Mozilla began an aggressive campaign earlier this year to trim Firefox’s memory footprint with a new initiative called MemShrink. The first fruits of that effort landed in Firefox 7, which was released in September. As a result, Firefox’s memory consumption is now between 20 to 50 percent lower. Building on that success, Mozilla is expanding the scope of its MemShrink initiative and looking to address memory consumption in additional areas.
In a blog post published earlier this week, Mozilla’s Justin Lebar proposed a strategy for tackling memory leaks in third-party add-ons — a common source of Firefox memory problems. Firefox’s add-on ecosystem is one of the browser’s great strengths, but it also presents challenges.
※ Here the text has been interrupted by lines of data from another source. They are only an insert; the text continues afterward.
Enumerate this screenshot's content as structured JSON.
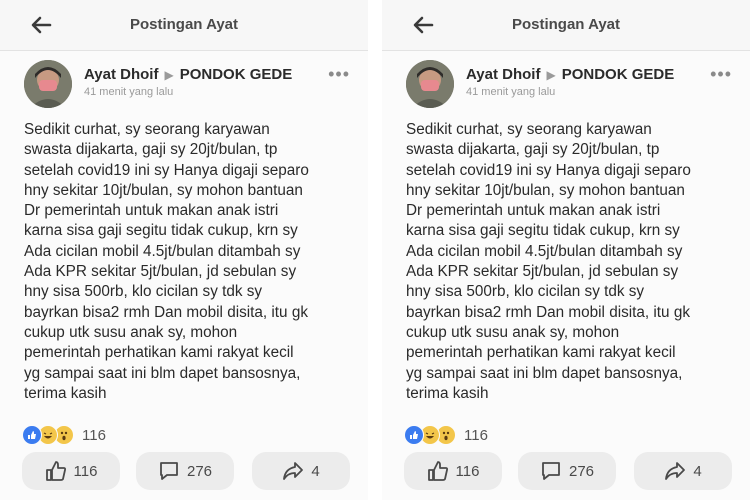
{
  "header": {
    "title": "Postingan Ayat"
  },
  "post": {
    "author": "Ayat Dhoif",
    "group": "PONDOK GEDE",
    "time": "41 menit yang lalu",
    "lines": [
      "Sedikit curhat, sy seorang karyawan",
      "swasta dijakarta, gaji sy 20jt/bulan, tp",
      "setelah covid19 ini sy Hanya digaji separo",
      "hny sekitar 10jt/bulan, sy mohon bantuan",
      "Dr pemerintah untuk makan anak istri",
      "karna sisa gaji segitu tidak cukup, krn sy",
      "Ada cicilan mobil 4.5jt/bulan ditambah sy",
      "Ada KPR sekitar 5jt/bulan, jd sebulan sy",
      "hny sisa 500rb, klo cicilan sy tdk sy",
      "bayrkan bisa2 rmh Dan mobil disita, itu gk",
      "cukup utk susu anak sy, mohon",
      "pemerintah perhatikan kami rakyat kecil",
      "yg sampai saat ini blm dapet bansosnya,",
      "terima kasih"
    ],
    "reaction_total": "116"
  },
  "actions": {
    "likes": "116",
    "comments": "276",
    "shares": "4"
  },
  "colors": {
    "like_blue": "#3b7cf0",
    "haha_yellow": "#f3c64a"
  },
  "icons": [
    "back-arrow-icon",
    "more-dots-icon",
    "like-reaction-icon",
    "haha-reaction-icon",
    "wow-reaction-icon",
    "thumbs-up-icon",
    "comment-icon",
    "share-icon"
  ]
}
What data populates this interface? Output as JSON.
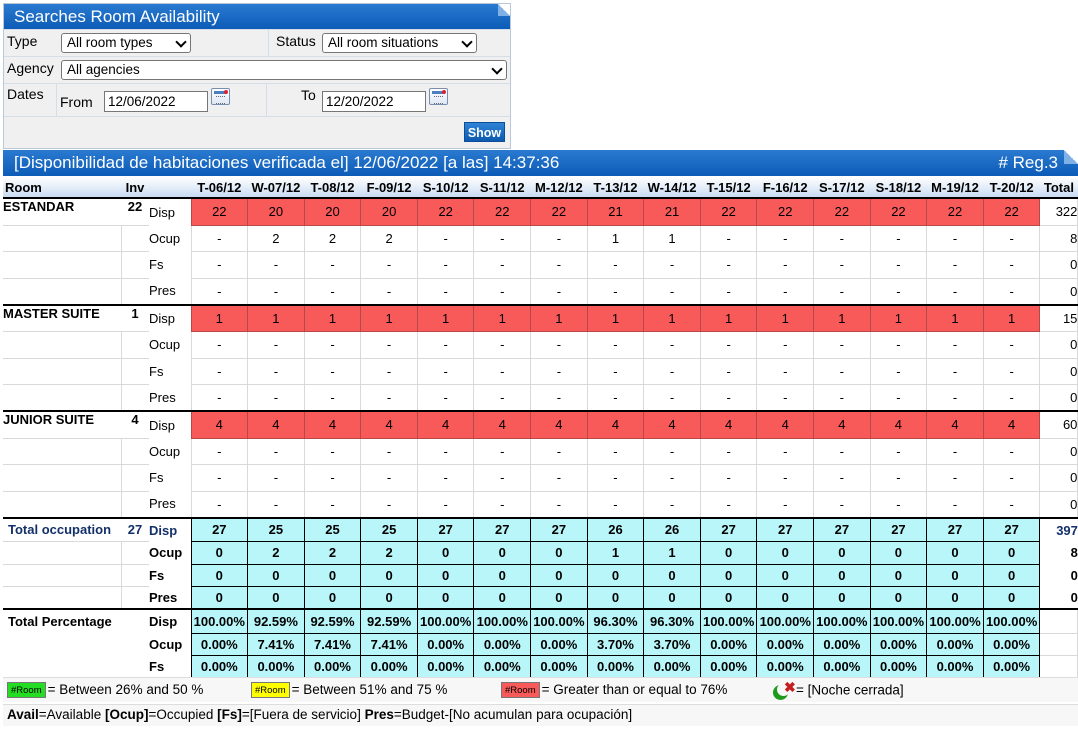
{
  "panel": {
    "title": "Searches Room Availability",
    "type_label": "Type",
    "type_value": "All room types",
    "status_label": "Status",
    "status_value": "All room situations",
    "agency_label": "Agency",
    "agency_value": "All agencies",
    "dates_label": "Dates",
    "from_label": "From",
    "from_value": "12/06/2022",
    "to_label": "To",
    "to_value": "12/20/2022",
    "show_button": "Show",
    "calendar_icon": "calendar-icon"
  },
  "results": {
    "title": "[Disponibilidad de habitaciones verificada el] 12/06/2022 [a las] 14:37:36",
    "reg": "# Reg.3",
    "columns": {
      "room": "Room",
      "inv": "Inv",
      "total": "Total",
      "dates": [
        "T-06/12",
        "W-07/12",
        "T-08/12",
        "F-09/12",
        "S-10/12",
        "S-11/12",
        "M-12/12",
        "T-13/12",
        "W-14/12",
        "T-15/12",
        "F-16/12",
        "S-17/12",
        "S-18/12",
        "M-19/12",
        "T-20/12"
      ]
    },
    "rooms": [
      {
        "name": "ESTANDAR",
        "inv": "22",
        "rows": [
          {
            "label": "Disp",
            "values": [
              "22",
              "20",
              "20",
              "20",
              "22",
              "22",
              "22",
              "21",
              "21",
              "22",
              "22",
              "22",
              "22",
              "22",
              "22"
            ],
            "total": "322"
          },
          {
            "label": "Ocup",
            "values": [
              "-",
              "2",
              "2",
              "2",
              "-",
              "-",
              "-",
              "1",
              "1",
              "-",
              "-",
              "-",
              "-",
              "-",
              "-"
            ],
            "total": "8"
          },
          {
            "label": "Fs",
            "values": [
              "-",
              "-",
              "-",
              "-",
              "-",
              "-",
              "-",
              "-",
              "-",
              "-",
              "-",
              "-",
              "-",
              "-",
              "-"
            ],
            "total": "0"
          },
          {
            "label": "Pres",
            "values": [
              "-",
              "-",
              "-",
              "-",
              "-",
              "-",
              "-",
              "-",
              "-",
              "-",
              "-",
              "-",
              "-",
              "-",
              "-"
            ],
            "total": "0"
          }
        ]
      },
      {
        "name": "MASTER SUITE",
        "inv": "1",
        "rows": [
          {
            "label": "Disp",
            "values": [
              "1",
              "1",
              "1",
              "1",
              "1",
              "1",
              "1",
              "1",
              "1",
              "1",
              "1",
              "1",
              "1",
              "1",
              "1"
            ],
            "total": "15"
          },
          {
            "label": "Ocup",
            "values": [
              "-",
              "-",
              "-",
              "-",
              "-",
              "-",
              "-",
              "-",
              "-",
              "-",
              "-",
              "-",
              "-",
              "-",
              "-"
            ],
            "total": "0"
          },
          {
            "label": "Fs",
            "values": [
              "-",
              "-",
              "-",
              "-",
              "-",
              "-",
              "-",
              "-",
              "-",
              "-",
              "-",
              "-",
              "-",
              "-",
              "-"
            ],
            "total": "0"
          },
          {
            "label": "Pres",
            "values": [
              "-",
              "-",
              "-",
              "-",
              "-",
              "-",
              "-",
              "-",
              "-",
              "-",
              "-",
              "-",
              "-",
              "-",
              "-"
            ],
            "total": "0"
          }
        ]
      },
      {
        "name": "JUNIOR SUITE",
        "inv": "4",
        "rows": [
          {
            "label": "Disp",
            "values": [
              "4",
              "4",
              "4",
              "4",
              "4",
              "4",
              "4",
              "4",
              "4",
              "4",
              "4",
              "4",
              "4",
              "4",
              "4"
            ],
            "total": "60"
          },
          {
            "label": "Ocup",
            "values": [
              "-",
              "-",
              "-",
              "-",
              "-",
              "-",
              "-",
              "-",
              "-",
              "-",
              "-",
              "-",
              "-",
              "-",
              "-"
            ],
            "total": "0"
          },
          {
            "label": "Fs",
            "values": [
              "-",
              "-",
              "-",
              "-",
              "-",
              "-",
              "-",
              "-",
              "-",
              "-",
              "-",
              "-",
              "-",
              "-",
              "-"
            ],
            "total": "0"
          },
          {
            "label": "Pres",
            "values": [
              "-",
              "-",
              "-",
              "-",
              "-",
              "-",
              "-",
              "-",
              "-",
              "-",
              "-",
              "-",
              "-",
              "-",
              "-"
            ],
            "total": "0"
          }
        ]
      }
    ],
    "total_occupation": {
      "label": "Total occupation",
      "inv": "27",
      "rows": [
        {
          "label": "Disp",
          "values": [
            "27",
            "25",
            "25",
            "25",
            "27",
            "27",
            "27",
            "26",
            "26",
            "27",
            "27",
            "27",
            "27",
            "27",
            "27"
          ],
          "total": "397"
        },
        {
          "label": "Ocup",
          "values": [
            "0",
            "2",
            "2",
            "2",
            "0",
            "0",
            "0",
            "1",
            "1",
            "0",
            "0",
            "0",
            "0",
            "0",
            "0"
          ],
          "total": "8"
        },
        {
          "label": "Fs",
          "values": [
            "0",
            "0",
            "0",
            "0",
            "0",
            "0",
            "0",
            "0",
            "0",
            "0",
            "0",
            "0",
            "0",
            "0",
            "0"
          ],
          "total": "0"
        },
        {
          "label": "Pres",
          "values": [
            "0",
            "0",
            "0",
            "0",
            "0",
            "0",
            "0",
            "0",
            "0",
            "0",
            "0",
            "0",
            "0",
            "0",
            "0"
          ],
          "total": "0"
        }
      ]
    },
    "total_percentage": {
      "label": "Total Percentage",
      "rows": [
        {
          "label": "Disp",
          "values": [
            "100.00%",
            "92.59%",
            "92.59%",
            "92.59%",
            "100.00%",
            "100.00%",
            "100.00%",
            "96.30%",
            "96.30%",
            "100.00%",
            "100.00%",
            "100.00%",
            "100.00%",
            "100.00%",
            "100.00%"
          ]
        },
        {
          "label": "Ocup",
          "values": [
            "0.00%",
            "7.41%",
            "7.41%",
            "7.41%",
            "0.00%",
            "0.00%",
            "0.00%",
            "3.70%",
            "3.70%",
            "0.00%",
            "0.00%",
            "0.00%",
            "0.00%",
            "0.00%",
            "0.00%"
          ]
        },
        {
          "label": "Fs",
          "values": [
            "0.00%",
            "0.00%",
            "0.00%",
            "0.00%",
            "0.00%",
            "0.00%",
            "0.00%",
            "0.00%",
            "0.00%",
            "0.00%",
            "0.00%",
            "0.00%",
            "0.00%",
            "0.00%",
            "0.00%"
          ]
        }
      ]
    }
  },
  "legend": {
    "green_chip": "#Room",
    "green_text": "= Between 26% and 50 %",
    "yellow_chip": "#Room",
    "yellow_text": "= Between 51% and 75 %",
    "red_chip": "#Room",
    "red_text": "= Greater than or equal to 76%",
    "night_icon": "closed-night-icon",
    "night_text": "= [Noche cerrada]"
  },
  "footer": {
    "k1": "Avail",
    "t1": "=Available ",
    "k2": "[Ocup]",
    "t2": "=Occupied ",
    "k3": "[Fs]",
    "t3": "=[Fuera de servicio] ",
    "k4": "Pres",
    "t4": "=Budget-[No acumulan para ocupación]"
  },
  "colors": {
    "header_blue": "#0c5cb8",
    "avail_red": "#f85a5a",
    "total_cyan": "#b9f6f9",
    "green_chip": "#22dd22",
    "yellow_chip": "#ffff00",
    "red_chip": "#f85a5a"
  }
}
Add-ons can behave in unpredictable ways — it’s not always clear to users when a problem they encounter in Firefox is caused by the browser or by third-party code. As Lebar says, the time has come for Mozilla to start taking a more active role in protecting users from add-on misbehavior. Mozilla already loosely polices its add-on site to protect users from malware, so taking proactive steps to flag leaky add-ons seems like a logical step.
“The fact is, if we take credit for our vibrant add-on community, we must take responsibility for the problems those add-ons cause,” Lebar wrote. “This shouldn’t be controversial; we already check to ensure that add-ons aren’t outright malicious before posting them to AMO, acknowledging that the buck stops at Mozilla when there’s a misbehaving add-on. Even if it’s not our bug, it’s in our software, and people will blame us, not their add-ons.”
Lebar’s proposed strategy includes three approaches, which he calls the carrot, the stick, and the wrench. The carrot approach will involve changing Mozilla’s add-on website so that testing for “zombie compartments” that leak memory is a standard part of the process for submitting a new add-on.
The stick approach will involve flagging and publicly identifying add-ons that leak a lot of memory-much like a previous experiment in which slow add-ons were named and shamed. Finally, the wrench approach will involve building better tools that will make it easier for add-on developers to identify and resolve memory leaks themselves.
Lebar suggests using all three approaches together. Tickets have been opened in Mozilla’s bug tracker to facilitate developer discussion about the proposal and how to proceed with an implementation. Users can hopefully expect to see a meaningful improvement in add-on memory overhead when the plan goes into effect.
This article originally appeared on Ars Technica, Wired’s sister site for in-depth technology news.